MICROENCAPSULATIONFACULTY GUIDE: PRESENTED BY:DR. MARYAM SARWAT ANSH DEV A4513309001
“ Micro encapsulation is at crossroadsof art, science and technology. Theright choice between process andchemistry, defining the processingconditions and parameters at a widerange of machines, is possible only forthose with a sound scientificbackground, combined with a longtime experience of trial and error.”
• It is the process of enclosing a core material inside a miniature capsule called microcapsules• It is a physic-chemical process, total surface area determines most of the time the wall thickness and as such the resistance of the micro capsule in its final application.
1. CORE MATERIAL: The substance that is encapsulated.2. COATING: The material encapsulating the core3. SHELLS: Microcapsules may have one wall or multiple shells arranged in strata of varying thicknesses around the core.
• In some cases to isolate the core from its surroundings isolating vitamins from the deteriorating effects of oxygen retarding evaporation of a volatile core improving the handling properties of a sticky material isolating a reactive core from chemical attack• Others not to isolate the core completely but to control the rate at which it leaves the microcapsule increasing the selectivity of an adsorption or extraction process
• CHEMICAL METHODS Coecervation Interfacial polymerization Phase separation In situ polymerization Centrifugal force processes• PHYSICAL METHODS Spray drying Fluid bed coating Centrifugal extrusion processes Spinning disk method
APPLICATION : Capsules for carbonless paper and for many other applications are producedSTEPS1. takes advantage of the reaction of aqueous solutions of cationic and anionic polymers such as gelatin and gum arabic.2. polymers form a concentrated phase called the complex coacervate. The coacervate exists in equilibrium with a dilute supernatant phase.
This technique is characterized by wall formation via therapid polymerization of monomers at the surface of thedroplets or particles core material, and this solution isdispersed in an aqueous phase.
This method utilizes two polymers that are soluble in acommon solvent; yet do not mix with one another in thesolution. FIGURE: PHASE SEPARATOR
In situ polymerization is a chemical encapsulation technique very similar to interfacial polymerization. The distinguishing characteristic of in situ polymerization is that no reactants areincluded in the core material.
Centrifugal force processes were developed in the 1940s to encapsulate fish oils and vitamins, protecting them from oxidation. This techniques is common for both chemical and physical techniques.
An emulsion is preparedby dispersing the corematerial, usually an oil oractive ingredientimmiscible with water;into a concentratedsolution of wall materialuntil the desired size of oildroplets are attained. Theresultant emulsion isatomized into a spray ofdroplets by pumping theslurry through a rotatingdisc into the heatedcompartment of a spraydrier.
Fluid bed coating, another mechanical encapsulation method,is restricted to encapsulation of solid core materials, includingliquids absorbed into porous solids.
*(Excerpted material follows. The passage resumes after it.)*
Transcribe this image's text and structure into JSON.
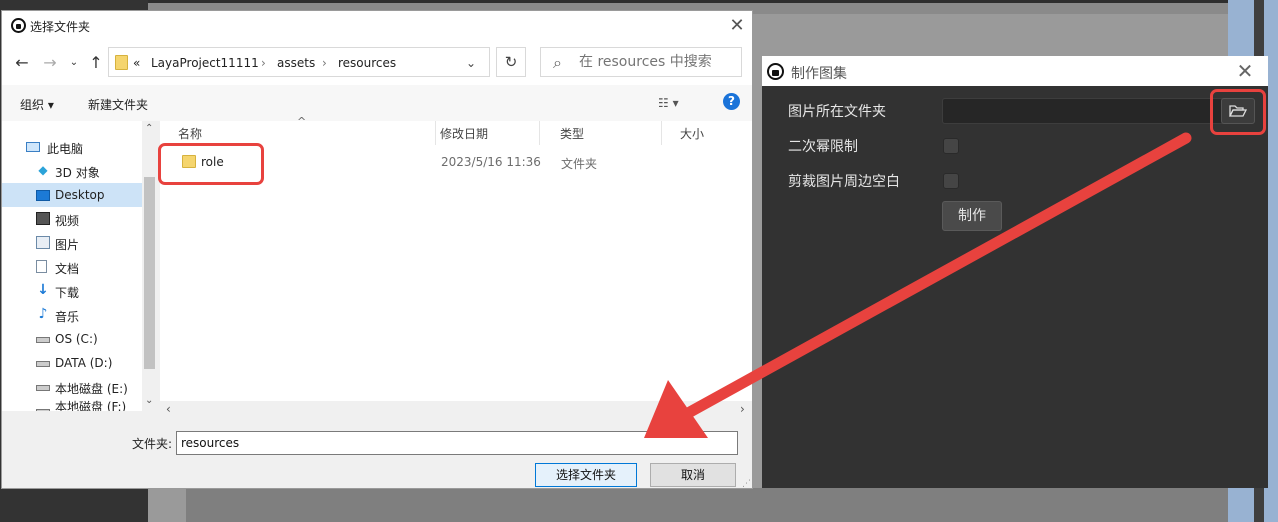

This technique is usedextensively to encapsulate pharmaceuticals.
The internal phase is dispersed into the liquid wallmaterial and the mixture is advanced onto a turningdisk. Droplets of pure shell material are thrown off ofthe rim of the disk along with discrete particles ofcore material enclosed in a skin of shell material.After having been solidified by cooling, themicrocapsules are collected separately from theparticles of shell material.
• Microorganism and enzyme immobilization• Protection against UV, heat, oxidation, acids, bases (e.g. colorants and vitamins).• Improved shelf life due to preventing degradative reactions (dehydration, oxidation)• Masking of taste or odours.• Improved processing, texture and less wastage of ingredients.• Handling liquids as solids• Enhance visual aspect and marketing concept.
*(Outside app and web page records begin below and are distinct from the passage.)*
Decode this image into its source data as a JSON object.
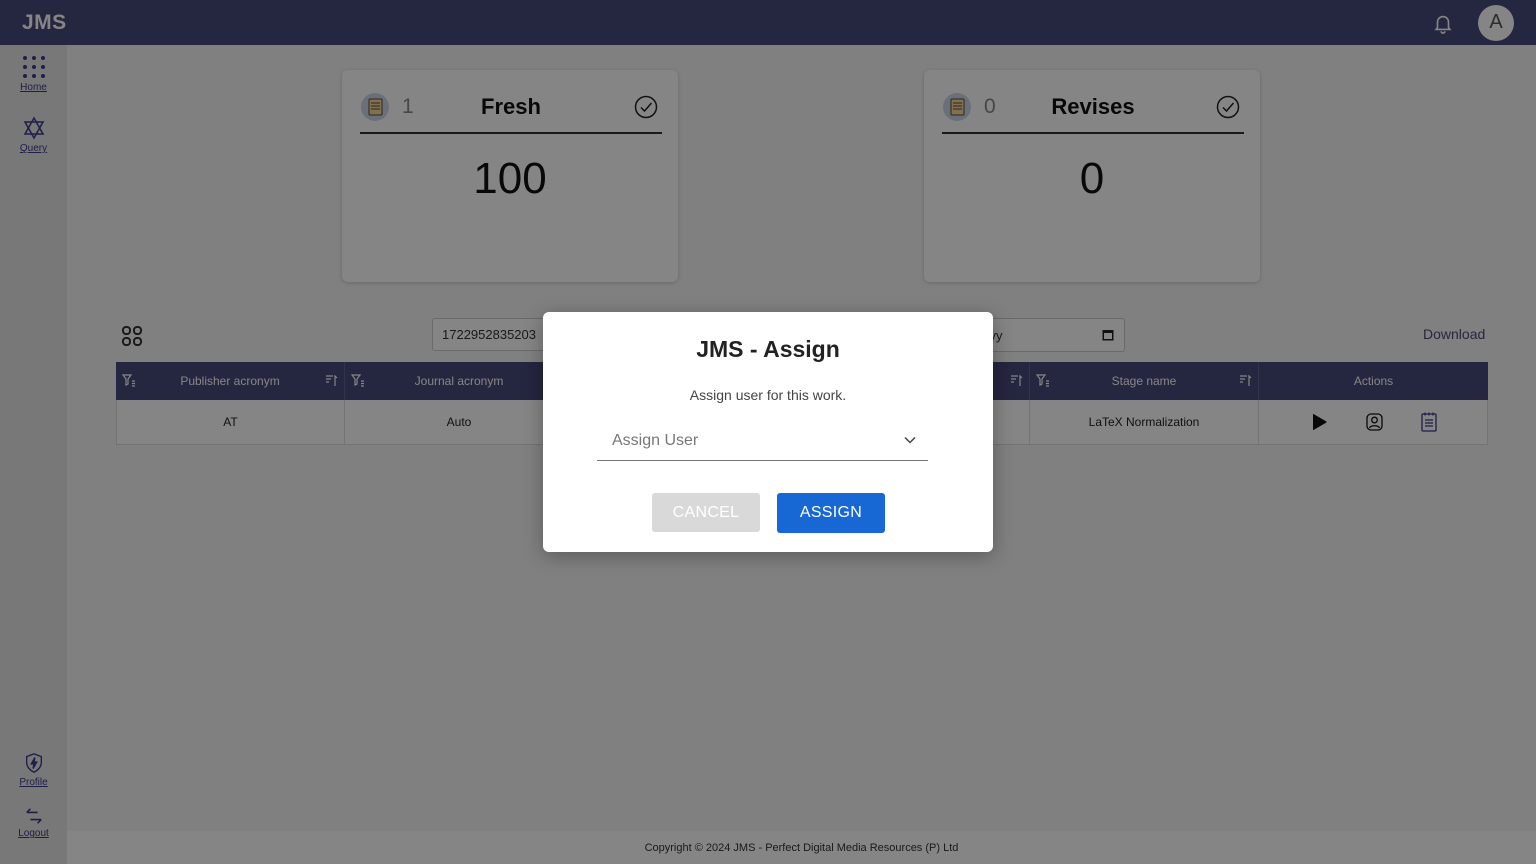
{
  "app": {
    "brand": "JMS",
    "avatar_letter": "A"
  },
  "sidebar": {
    "items": [
      {
        "label": "Home",
        "icon": "grid-dots-icon"
      },
      {
        "label": "Query",
        "icon": "star-of-david-icon"
      },
      {
        "label": "Profile",
        "icon": "shield-bolt-icon"
      },
      {
        "label": "Logout",
        "icon": "logout-arrows-icon"
      }
    ]
  },
  "cards": [
    {
      "count": "1",
      "title": "Fresh",
      "value": "100",
      "icon": "document-list-icon"
    },
    {
      "count": "0",
      "title": "Revises",
      "value": "0",
      "icon": "document-list-icon"
    }
  ],
  "toolbar": {
    "search_value": "1722952835203",
    "date_text": "yyy",
    "download_label": "Download"
  },
  "table": {
    "columns": [
      "Publisher acronym",
      "Journal acronym",
      "Stage name",
      "Actions"
    ],
    "rows": [
      {
        "publisher": "AT",
        "journal": "Auto",
        "stage": "LaTeX Normalization"
      }
    ],
    "actions": [
      "play-icon",
      "assign-user-icon",
      "notes-icon"
    ]
  },
  "modal": {
    "title": "JMS - Assign",
    "text": "Assign user for this work.",
    "select_placeholder": "Assign User",
    "cancel_label": "CANCEL",
    "assign_label": "ASSIGN"
  },
  "footer": {
    "text": "Copyright © 2024 JMS - Perfect Digital Media Resources (P) Ltd"
  },
  "colors": {
    "header": "#484a7a",
    "primary_button": "#1767d4",
    "sidebar": "#e6e6e6"
  }
}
• Microencapsulation is the packaging of small droplets of liquid or particles with a thin film.• The lowest particle size of microcapsules is 1µm and the largest size is 1mm.• Microcapsules consist of a core and a wall (or shell). The configuration of the core can be a spherical or irregular particle, liquid-phase suspended solid, solid matrix, dispersed solid and aggregates of solids or liquid forms.
APPLICATION OF MICROENCAPSULATION• To mask the bitter taste of drugs like Paracetamol, Nitrofurantoin etc.• To reduce gastric and other gastro intestinal (G.I) tract irritations, For eg., sustained release Aspirin preparations have been reported to cause significantly less G.I. bleeding than conventional preparations• A liquid can be converted to a pseudo-solid for easy handling and storage, eg. Eprazinone.• Hygroscopic properties of core materials may be reduced by microencapsulation eg. Sodium chloride.• Carbon tetra chlorides and a number of other substances have been microencapsulated to reduce their odor and volatility.
CONCLUSIONMicroencapsulation system offers potentialadvantages over conventional drug deliverysystems and also established as unique carriersystems for many pharmaceuticals (targeted drugdelivery systems). Although significant advanceshave been made in the field ofmicroencapsulation, still many challenges need to be rectified during the appropriateselection of core materials, coating materials and process techniques.